AIM OF THE TASK
The entries are to be given again in full. Every word must match.

-- RECORDS FOR THE TASK follows --

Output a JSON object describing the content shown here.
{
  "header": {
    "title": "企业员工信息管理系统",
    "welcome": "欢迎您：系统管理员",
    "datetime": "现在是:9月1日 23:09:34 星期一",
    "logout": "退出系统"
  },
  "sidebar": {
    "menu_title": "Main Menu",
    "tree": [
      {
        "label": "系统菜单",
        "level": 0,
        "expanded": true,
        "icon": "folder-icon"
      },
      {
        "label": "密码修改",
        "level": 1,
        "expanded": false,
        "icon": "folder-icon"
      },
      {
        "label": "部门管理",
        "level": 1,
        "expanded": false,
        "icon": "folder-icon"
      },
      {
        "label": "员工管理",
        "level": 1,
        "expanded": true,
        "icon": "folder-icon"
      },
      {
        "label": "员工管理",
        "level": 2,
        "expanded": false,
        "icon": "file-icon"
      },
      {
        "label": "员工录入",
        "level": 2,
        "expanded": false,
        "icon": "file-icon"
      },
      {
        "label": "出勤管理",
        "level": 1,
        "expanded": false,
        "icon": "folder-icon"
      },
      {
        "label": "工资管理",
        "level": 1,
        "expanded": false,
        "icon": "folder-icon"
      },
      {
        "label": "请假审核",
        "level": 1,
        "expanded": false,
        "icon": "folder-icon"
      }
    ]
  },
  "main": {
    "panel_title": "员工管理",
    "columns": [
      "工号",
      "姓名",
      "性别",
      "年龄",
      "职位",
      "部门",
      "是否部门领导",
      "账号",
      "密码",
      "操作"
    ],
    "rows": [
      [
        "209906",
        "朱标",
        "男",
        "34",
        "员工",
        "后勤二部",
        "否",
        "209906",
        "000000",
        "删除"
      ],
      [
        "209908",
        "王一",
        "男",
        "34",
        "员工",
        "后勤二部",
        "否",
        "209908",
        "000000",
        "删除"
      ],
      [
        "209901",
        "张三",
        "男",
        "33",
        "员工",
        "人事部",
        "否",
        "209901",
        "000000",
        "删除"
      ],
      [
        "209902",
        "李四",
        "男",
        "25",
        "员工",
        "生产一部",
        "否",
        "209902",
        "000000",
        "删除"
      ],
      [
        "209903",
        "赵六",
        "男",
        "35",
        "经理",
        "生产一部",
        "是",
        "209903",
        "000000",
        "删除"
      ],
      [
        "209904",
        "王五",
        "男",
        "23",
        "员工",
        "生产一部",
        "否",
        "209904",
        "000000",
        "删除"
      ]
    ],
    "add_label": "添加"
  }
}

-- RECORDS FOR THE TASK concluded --

RESULT
Output a JSON object describing the content shown here.
{
  "header": {
    "title": "企业员工信息管理系统",
    "welcome": "欢迎您：系统管理员",
    "datetime": "现在是:9月1日 23:09:34 星期一",
    "logout": "退出系统"
  },
  "sidebar": {
    "menu_title": "Main Menu",
    "tree": [
      {
        "label": "系统菜单",
        "level": 0,
        "expanded": true,
        "icon": "folder-icon"
      },
      {
        "label": "密码修改",
        "level": 1,
        "expanded": false,
        "icon": "folder-icon"
      },
      {
        "label": "部门管理",
        "level": 1,
        "expanded": false,
        "icon": "folder-icon"
      },
      {
        "label": "员工管理",
        "level": 1,
        "expanded": true,
        "icon": "folder-icon"
      },
      {
        "label": "员工管理",
        "level": 2,
        "expanded": false,
        "icon": "file-icon"
      },
      {
        "label": "员工录入",
        "level": 2,
        "expanded": false,
        "icon": "file-icon"
      },
      {
        "label": "出勤管理",
        "level": 1,
        "expanded": false,
        "icon": "folder-icon"
      },
      {
        "label": "工资管理",
        "level": 1,
        "expanded": false,
        "icon": "folder-icon"
      },
      {
        "label": "请假审核",
        "level": 1,
        "expanded": false,
        "icon": "folder-icon"
      }
    ]
  },
  "main": {
    "panel_title": "员工管理",
    "columns": [
      "工号",
      "姓名",
      "性别",
      "年龄",
      "职位",
      "部门",
      "是否部门领导",
      "账号",
      "密码",
      "操作"
    ],
    "rows": [
      [
        "209906",
        "朱标",
        "男",
        "34",
        "员工",
        "后勤二部",
        "否",
        "209906",
        "000000",
        "删除"
      ],
      [
        "209908",
        "王一",
        "男",
        "34",
        "员工",
        "后勤二部",
        "否",
        "209908",
        "000000",
        "删除"
      ],
      [
        "209901",
        "张三",
        "男",
        "33",
        "员工",
        "人事部",
        "否",
        "209901",
        "000000",
        "删除"
      ],
      [
        "209902",
        "李四",
        "男",
        "25",
        "员工",
        "生产一部",
        "否",
        "209902",
        "000000",
        "删除"
      ],
      [
        "209903",
        "赵六",
        "男",
        "35",
        "经理",
        "生产一部",
        "是",
        "209903",
        "000000",
        "删除"
      ],
      [
        "209904",
        "王五",
        "男",
        "23",
        "员工",
        "生产一部",
        "否",
        "209904",
        "000000",
        "删除"
      ]
    ],
    "add_label": "添加"
  }
}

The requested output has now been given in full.